- [Task requirements]: Return the full set of entries below exactly, leaving every image out.

★ ★ ★ ★ ★ ★ ★

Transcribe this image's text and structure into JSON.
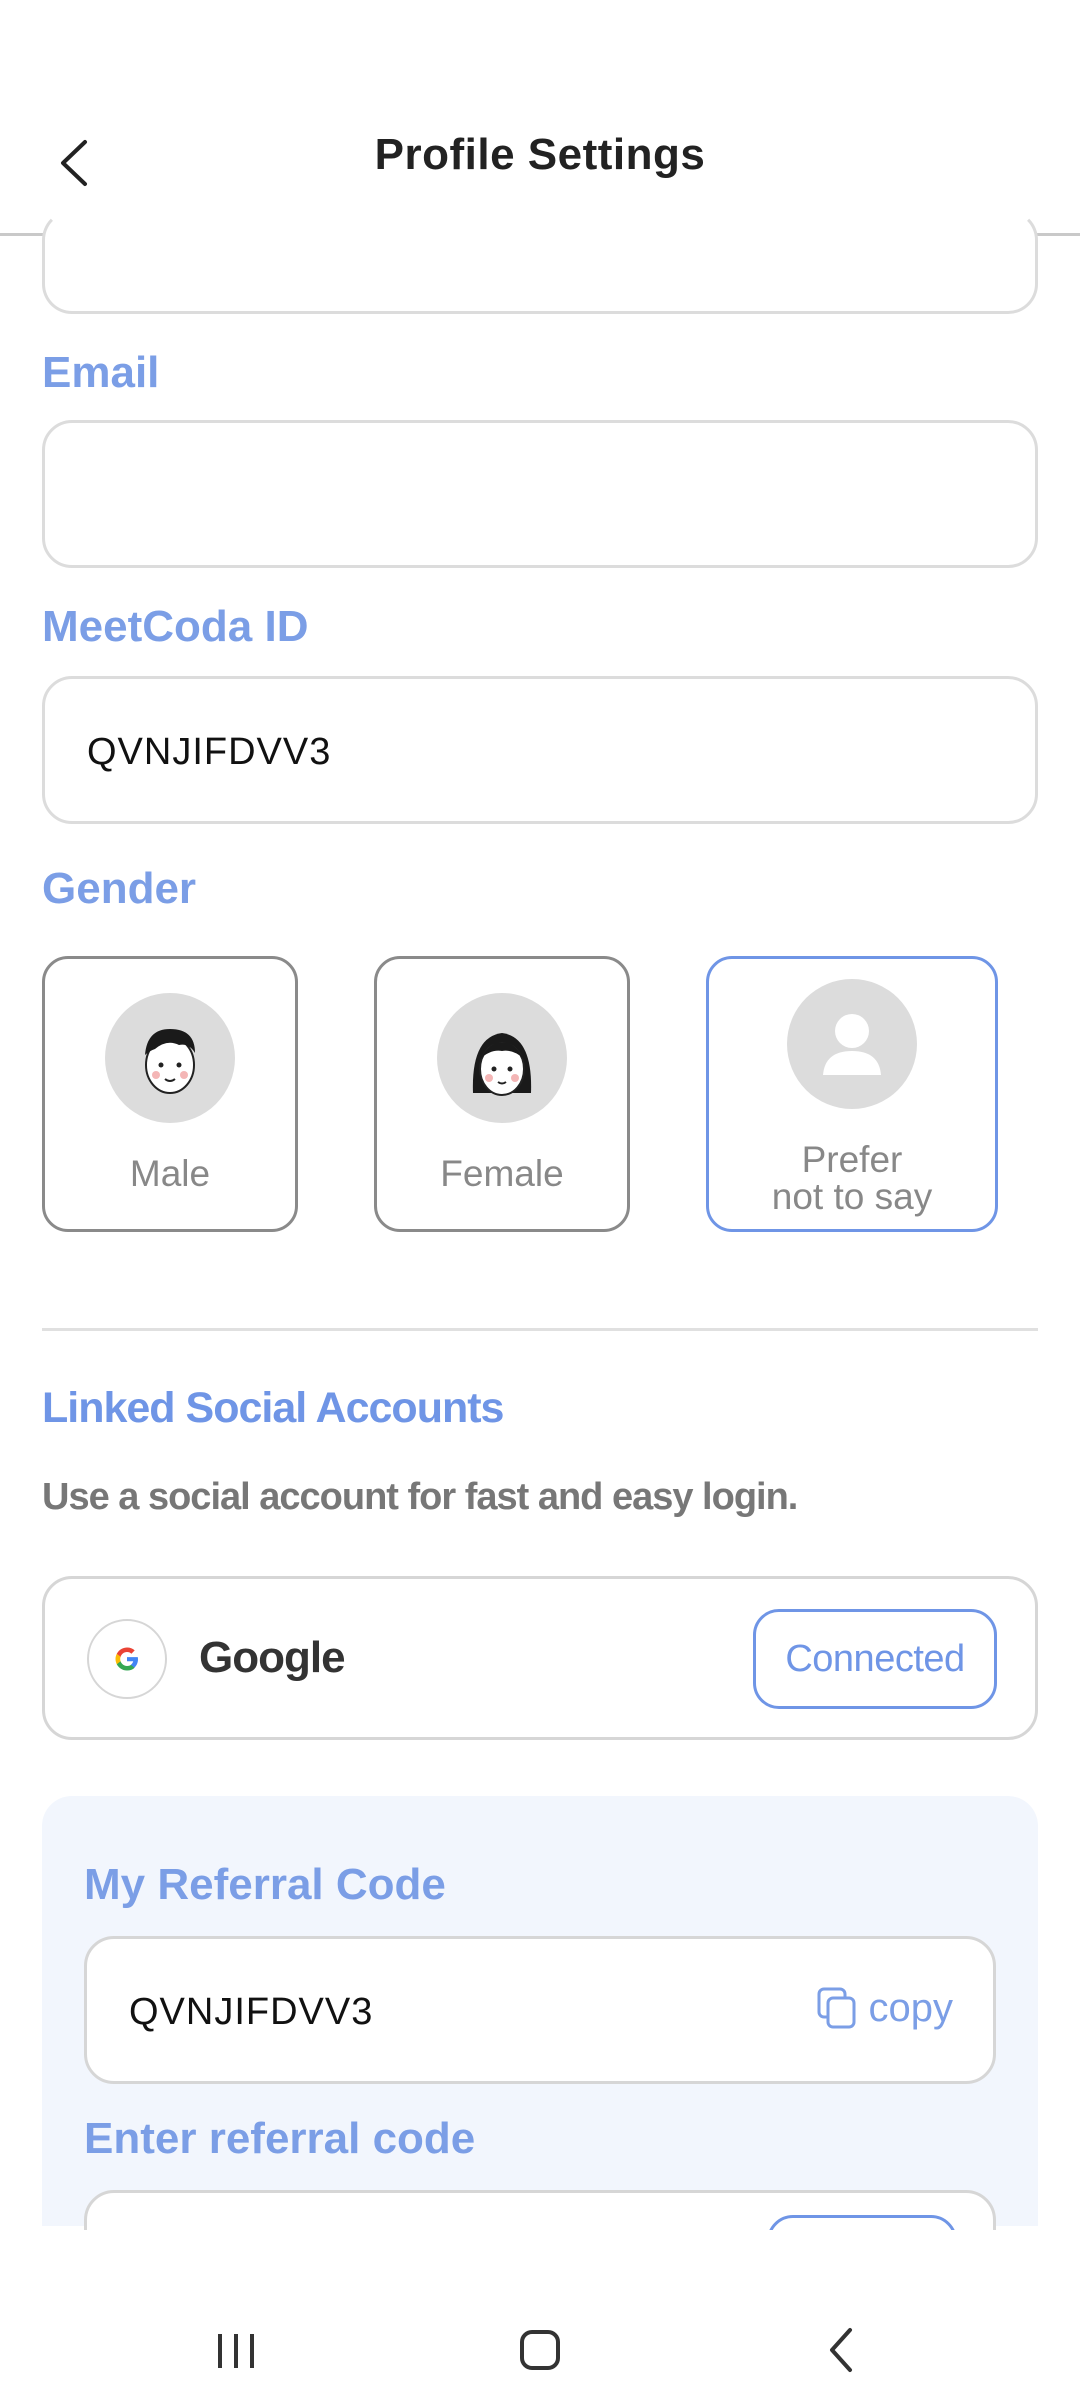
{
  "header": {
    "title": "Profile Settings"
  },
  "email": {
    "label": "Email",
    "value": ""
  },
  "meetcoda": {
    "label": "MeetCoda ID",
    "value": "QVNJIFDVV3"
  },
  "gender": {
    "label": "Gender",
    "options": [
      {
        "label": "Male"
      },
      {
        "label": "Female"
      },
      {
        "label_line1": "Prefer",
        "label_line2": "not to say",
        "selected": true
      }
    ]
  },
  "social": {
    "title": "Linked Social Accounts",
    "subtitle": "Use a social account for fast and easy login.",
    "google": {
      "name": "Google",
      "status": "Connected"
    }
  },
  "referral": {
    "my_label": "My Referral Code",
    "my_code": "QVNJIFDVV3",
    "copy_label": "copy",
    "enter_label": "Enter referral code"
  },
  "colors": {
    "accent": "#6f95e6",
    "label": "#7b9ee6",
    "panel": "#f2f6fd"
  }
}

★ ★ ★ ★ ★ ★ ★

- [Solution to this task]:
Transcribe this image's text and structure into JSON.
{
  "header": {
    "title": "Profile Settings"
  },
  "email": {
    "label": "Email",
    "value": ""
  },
  "meetcoda": {
    "label": "MeetCoda ID",
    "value": "QVNJIFDVV3"
  },
  "gender": {
    "label": "Gender",
    "options": [
      {
        "label": "Male"
      },
      {
        "label": "Female"
      },
      {
        "label_line1": "Prefer",
        "label_line2": "not to say",
        "selected": true
      }
    ]
  },
  "social": {
    "title": "Linked Social Accounts",
    "subtitle": "Use a social account for fast and easy login.",
    "google": {
      "name": "Google",
      "status": "Connected"
    }
  },
  "referral": {
    "my_label": "My Referral Code",
    "my_code": "QVNJIFDVV3",
    "copy_label": "copy",
    "enter_label": "Enter referral code"
  },
  "colors": {
    "accent": "#6f95e6",
    "label": "#7b9ee6",
    "panel": "#f2f6fd"
  }
}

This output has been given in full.